  • You have to do what is required to be successful in this business, not just what you feel like doing. 
  • Make informed decisions, not irrational ones.
    Stay the course, play the expected outcome, and only focus on the decisions you can control. 


Option Trader Q&A w/ Alex

Trader Q&A is our favorite segment of the show because we get to hear from one of our community members and help answer their questions live on the air. Today's question comes from Alex:

I recently rolled my IRA into a new trading account and I'm looking at placing some small, risk-adjusted trades. My account value is about $3,500. What target return percentage should I reasonably expect to achieve over the next year if I'm placing trades at a 70% probability level, using a 2-3% trade size allocation with about 2-3 trades per month?

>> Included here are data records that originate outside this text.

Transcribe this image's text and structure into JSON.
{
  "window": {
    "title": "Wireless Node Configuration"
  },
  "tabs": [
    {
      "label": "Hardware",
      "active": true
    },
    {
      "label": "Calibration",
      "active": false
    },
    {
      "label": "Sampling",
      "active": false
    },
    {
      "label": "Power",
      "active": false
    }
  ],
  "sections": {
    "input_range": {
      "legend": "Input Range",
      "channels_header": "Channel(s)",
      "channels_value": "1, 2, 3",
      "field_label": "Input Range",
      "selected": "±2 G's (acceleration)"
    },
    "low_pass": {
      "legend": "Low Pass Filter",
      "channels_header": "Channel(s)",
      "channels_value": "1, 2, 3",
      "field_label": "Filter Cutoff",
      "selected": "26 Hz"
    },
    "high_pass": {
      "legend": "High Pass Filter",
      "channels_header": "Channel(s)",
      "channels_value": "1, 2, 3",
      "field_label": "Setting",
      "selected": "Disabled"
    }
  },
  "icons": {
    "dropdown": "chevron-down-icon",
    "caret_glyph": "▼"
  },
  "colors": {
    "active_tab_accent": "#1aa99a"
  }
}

Remember, if you’d like to get your question answered here on the podcast or LIVE on Facebook & Periscope, head over to OptionAlpha.com/ASK and click the big red record button in the middle of the screen and leave me a private voicemail. There’s no software to download or install and it’s incredibly easy.

Thank You for Listening!

I'm humbled that you took the time out of your day to listen to our show, and I never take that for granted. If you have any tips, suggestions or comments about this episode or topics you'd like to hear me cover, just add your thoughts below in the comment section.

Want automatic updates when new shows go live? Subscribe to the Option Alpha Podcast on iTunes, Google PlaySoundCloud, iHeart Radio or Stitcher right now before you forget - it's fast and easy.

Did You Enjoy the Show?

Please kindly consider taking just 60-seconds to leave an honest Review on iTunes for The Option Alpha Podcast. Ratings and reviews are extremely helpful and greatly appreciated. They do matter in the rankings of the show, and I read each and every one of them!

Also, if you think someone else in your social circle could benefit from the topic covered today, please share the show using the social media buttons you see. This helps spread the word about what we are trying to accomplish here at Option Alpha, and personal referrals like this always have the greatest impact.

About The Author

Kirk Du Plessis

Kirk founded Option Alpha in early 2007 and currently serves as the Head Trader. In 2018, Option Alpha hit the Inc. 500 list at #215 as one of the fastest growing private companies in the US. Formerly an Investment Banker in the Mergers and Acquisitions Group for Deutsche Bank in New York and REIT Analyst for BB&T Capital Markets in Washington D.C., he's a Full-time Options Trader and Real Estate Investor. He's been interviewed on dozens of investing websites/podcasts and he's been seen in Barron’s Magazine, SmartMoney, and various other financial publications. Kirk currently lives in Pennsylvania (USA) with his beautiful wife and three children.